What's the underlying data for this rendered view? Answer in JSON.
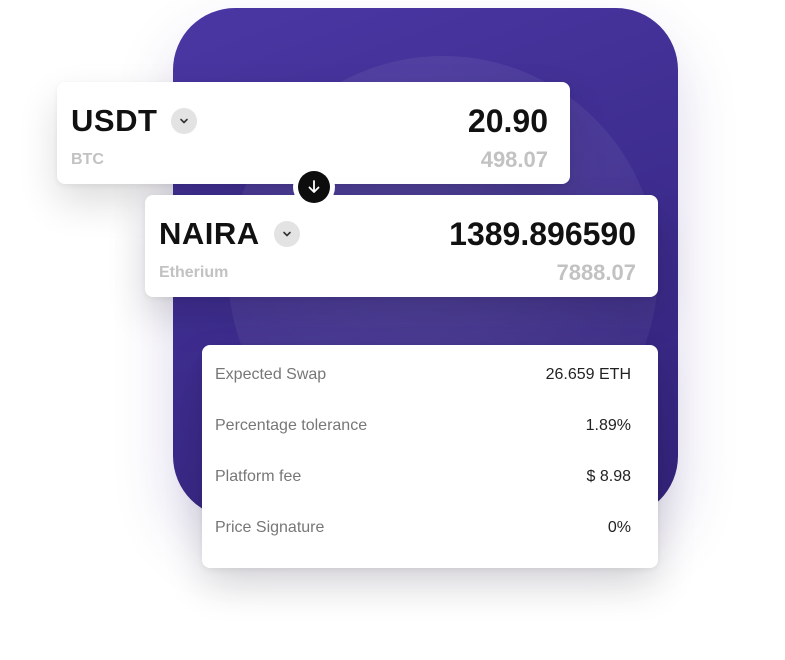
{
  "from": {
    "asset": "USDT",
    "amount": "20.90",
    "sub_label": "BTC",
    "sub_amount": "498.07"
  },
  "to": {
    "asset": "NAIRA",
    "amount": "1389.896590",
    "sub_label": "Etherium",
    "sub_amount": "7888.07"
  },
  "details": [
    {
      "label": "Expected Swap",
      "value": "26.659 ETH"
    },
    {
      "label": "Percentage tolerance",
      "value": "1.89%"
    },
    {
      "label": "Platform fee",
      "value": "$ 8.98"
    },
    {
      "label": "Price Signature",
      "value": "0%"
    }
  ],
  "icons": {
    "dropdown": "chevron-down-icon",
    "swap": "arrow-down-icon"
  },
  "colors": {
    "panel": "#4b37a3",
    "muted_text": "#c2c2c2",
    "label_text": "#777777"
  }
}
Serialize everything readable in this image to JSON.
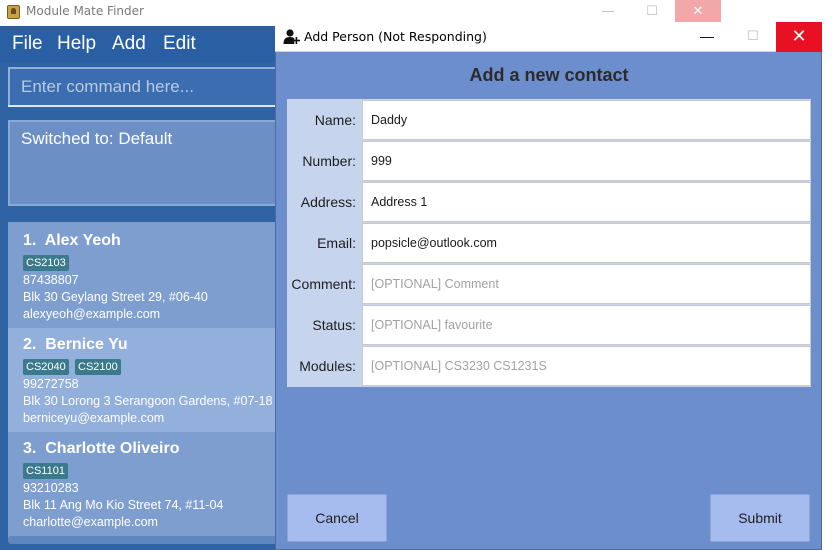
{
  "main_window": {
    "title": "Module Mate Finder",
    "controls": {
      "minimize": "—",
      "maximize": "☐",
      "close": "✕"
    },
    "menu": [
      "File",
      "Help",
      "Add",
      "Edit"
    ],
    "command_placeholder": "Enter command here...",
    "result_text": "Switched to: Default",
    "persons": [
      {
        "index": "1.",
        "name": "Alex Yeoh",
        "tags": [
          "CS2103"
        ],
        "phone": "87438807",
        "address": "Blk 30 Geylang Street 29, #06-40",
        "email": "alexyeoh@example.com"
      },
      {
        "index": "2.",
        "name": "Bernice Yu",
        "tags": [
          "CS2040",
          "CS2100"
        ],
        "phone": "99272758",
        "address": "Blk 30 Lorong 3 Serangoon Gardens, #07-18",
        "email": "berniceyu@example.com"
      },
      {
        "index": "3.",
        "name": "Charlotte Oliveiro",
        "tags": [
          "CS1101"
        ],
        "phone": "93210283",
        "address": "Blk 11 Ang Mo Kio Street 74, #11-04",
        "email": "charlotte@example.com"
      }
    ]
  },
  "dialog": {
    "title": "Add Person (Not Responding)",
    "icon": "add-person-icon",
    "controls": {
      "minimize": "—",
      "maximize": "☐",
      "close": "✕"
    },
    "heading": "Add a new contact",
    "fields": [
      {
        "label": "Name:",
        "value": "Daddy",
        "placeholder": ""
      },
      {
        "label": "Number:",
        "value": "999",
        "placeholder": ""
      },
      {
        "label": "Address:",
        "value": "Address 1",
        "placeholder": ""
      },
      {
        "label": "Email:",
        "value": "popsicle@outlook.com",
        "placeholder": ""
      },
      {
        "label": "Comment:",
        "value": "",
        "placeholder": "[OPTIONAL] Comment"
      },
      {
        "label": "Status:",
        "value": "",
        "placeholder": "[OPTIONAL] favourite"
      },
      {
        "label": "Modules:",
        "value": "",
        "placeholder": "[OPTIONAL] CS3230 CS1231S"
      }
    ],
    "cancel_label": "Cancel",
    "submit_label": "Submit"
  },
  "colors": {
    "main_bg": "#2f63a3",
    "dialog_bg": "#6d8ecc",
    "form_panel": "#c7d4ee",
    "button": "#a6bbee",
    "close_red": "#e81123",
    "tag": "#3b7a8c"
  }
}
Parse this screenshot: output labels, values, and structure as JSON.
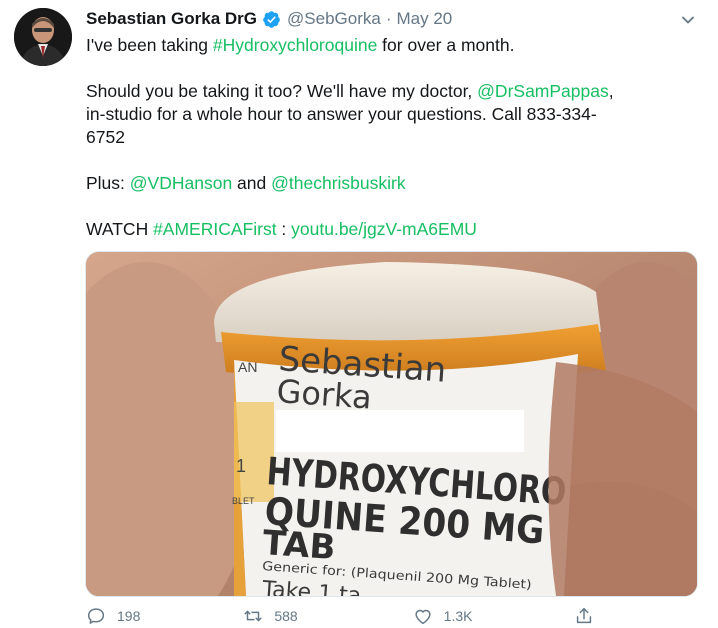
{
  "tweet": {
    "author_name": "Sebastian Gorka DrG",
    "handle": "@SebGorka",
    "separator": "·",
    "date": "May 20",
    "text": {
      "l1_a": "I've been taking ",
      "l1_tag": "#Hydroxychloroquine",
      "l1_b": " for over a month.",
      "l2_a": "Should you be taking it too? We'll have my doctor, ",
      "l2_mention": "@DrSamPappas",
      "l2_b": ",",
      "l3": "in-studio for a whole hour to answer your questions. Call 833-334-",
      "l4": "6752",
      "l5_a": "Plus: ",
      "l5_m1": "@VDHanson",
      "l5_b": " and ",
      "l5_m2": "@thechrisbuskirk",
      "l6_a": "WATCH ",
      "l6_tag": "#AMERICAFirst",
      "l6_b": " : ",
      "l6_url": "youtu.be/jgzV-mA6EMU"
    }
  },
  "media": {
    "label_name_1": "Sebastian",
    "label_name_2": "Gorka",
    "drug_line_1": "HYDROXYCHLORO",
    "drug_line_2": "QUINE 200 MG",
    "drug_line_3": "TAB",
    "generic_line": "Generic for: (Plaquenil 200 Mg Tablet)",
    "take_line": "Take 1 ta",
    "side_mark_1": "AN",
    "side_mark_2": "1",
    "side_mark_3": "BLET"
  },
  "actions": {
    "replies": "198",
    "retweets": "588",
    "likes": "1.3K"
  },
  "colors": {
    "link": "#17bf63",
    "verified": "#1da1f2",
    "muted": "#657786"
  },
  "icons": [
    "verified-badge-icon",
    "chevron-down-icon",
    "reply-icon",
    "retweet-icon",
    "like-icon",
    "share-icon"
  ]
}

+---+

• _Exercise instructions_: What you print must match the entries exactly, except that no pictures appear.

• _Response to the exercise_:
What's the underlying data for this rendered view? Answer in JSON.
{
  "from": {
    "asset": "USDT",
    "amount": "20.90",
    "sub_label": "BTC",
    "sub_amount": "498.07"
  },
  "to": {
    "asset": "NAIRA",
    "amount": "1389.896590",
    "sub_label": "Etherium",
    "sub_amount": "7888.07"
  },
  "details": [
    {
      "label": "Expected Swap",
      "value": "26.659 ETH"
    },
    {
      "label": "Percentage tolerance",
      "value": "1.89%"
    },
    {
      "label": "Platform fee",
      "value": "$ 8.98"
    },
    {
      "label": "Price Signature",
      "value": "0%"
    }
  ],
  "icons": {
    "dropdown": "chevron-down-icon",
    "swap": "arrow-down-icon"
  },
  "colors": {
    "panel": "#4b37a3",
    "muted_text": "#c2c2c2",
    "label_text": "#777777"
  }
}
Serialize everything readable in this image to JSON.
{
  "main_window": {
    "title": "Module Mate Finder",
    "controls": {
      "minimize": "—",
      "maximize": "☐",
      "close": "✕"
    },
    "menu": [
      "File",
      "Help",
      "Add",
      "Edit"
    ],
    "command_placeholder": "Enter command here...",
    "result_text": "Switched to: Default",
    "persons": [
      {
        "index": "1.",
        "name": "Alex Yeoh",
        "tags": [
          "CS2103"
        ],
        "phone": "87438807",
        "address": "Blk 30 Geylang Street 29, #06-40",
        "email": "alexyeoh@example.com"
      },
      {
        "index": "2.",
        "name": "Bernice Yu",
        "tags": [
          "CS2040",
          "CS2100"
        ],
        "phone": "99272758",
        "address": "Blk 30 Lorong 3 Serangoon Gardens, #07-18",
        "email": "berniceyu@example.com"
      },
      {
        "index": "3.",
        "name": "Charlotte Oliveiro",
        "tags": [
          "CS1101"
        ],
        "phone": "93210283",
        "address": "Blk 11 Ang Mo Kio Street 74, #11-04",
        "email": "charlotte@example.com"
      }
    ]
  },
  "dialog": {
    "title": "Add Person (Not Responding)",
    "icon": "add-person-icon",
    "controls": {
      "minimize": "—",
      "maximize": "☐",
      "close": "✕"
    },
    "heading": "Add a new contact",
    "fields": [
      {
        "label": "Name:",
        "value": "Daddy",
        "placeholder": ""
      },
      {
        "label": "Number:",
        "value": "999",
        "placeholder": ""
      },
      {
        "label": "Address:",
        "value": "Address 1",
        "placeholder": ""
      },
      {
        "label": "Email:",
        "value": "popsicle@outlook.com",
        "placeholder": ""
      },
      {
        "label": "Comment:",
        "value": "",
        "placeholder": "[OPTIONAL] Comment"
      },
      {
        "label": "Status:",
        "value": "",
        "placeholder": "[OPTIONAL] favourite"
      },
      {
        "label": "Modules:",
        "value": "",
        "placeholder": "[OPTIONAL] CS3230 CS1231S"
      }
    ],
    "cancel_label": "Cancel",
    "submit_label": "Submit"
  },
  "colors": {
    "main_bg": "#2f63a3",
    "dialog_bg": "#6d8ecc",
    "form_panel": "#c7d4ee",
    "button": "#a6bbee",
    "close_red": "#e81123",
    "tag": "#3b7a8c"
  }
}
Parse this screenshot: output labels, values, and structure as JSON.
{
  "tweet": {
    "author_name": "Sebastian Gorka DrG",
    "handle": "@SebGorka",
    "separator": "·",
    "date": "May 20",
    "text": {
      "l1_a": "I've been taking ",
      "l1_tag": "#Hydroxychloroquine",
      "l1_b": " for over a month.",
      "l2_a": "Should you be taking it too? We'll have my doctor, ",
      "l2_mention": "@DrSamPappas",
      "l2_b": ",",
      "l3": "in-studio for a whole hour to answer your questions. Call 833-334-",
      "l4": "6752",
      "l5_a": "Plus: ",
      "l5_m1": "@VDHanson",
      "l5_b": " and ",
      "l5_m2": "@thechrisbuskirk",
      "l6_a": "WATCH ",
      "l6_tag": "#AMERICAFirst",
      "l6_b": " : ",
      "l6_url": "youtu.be/jgzV-mA6EMU"
    }
  },
  "media": {
    "label_name_1": "Sebastian",
    "label_name_2": "Gorka",
    "drug_line_1": "HYDROXYCHLORO",
    "drug_line_2": "QUINE 200 MG",
    "drug_line_3": "TAB",
    "generic_line": "Generic for: (Plaquenil 200 Mg Tablet)",
    "take_line": "Take 1 ta",
    "side_mark_1": "AN",
    "side_mark_2": "1",
    "side_mark_3": "BLET"
  },
  "actions": {
    "replies": "198",
    "retweets": "588",
    "likes": "1.3K"
  },
  "colors": {
    "link": "#17bf63",
    "verified": "#1da1f2",
    "muted": "#657786"
  },
  "icons": [
    "verified-badge-icon",
    "chevron-down-icon",
    "reply-icon",
    "retweet-icon",
    "like-icon",
    "share-icon"
  ]
}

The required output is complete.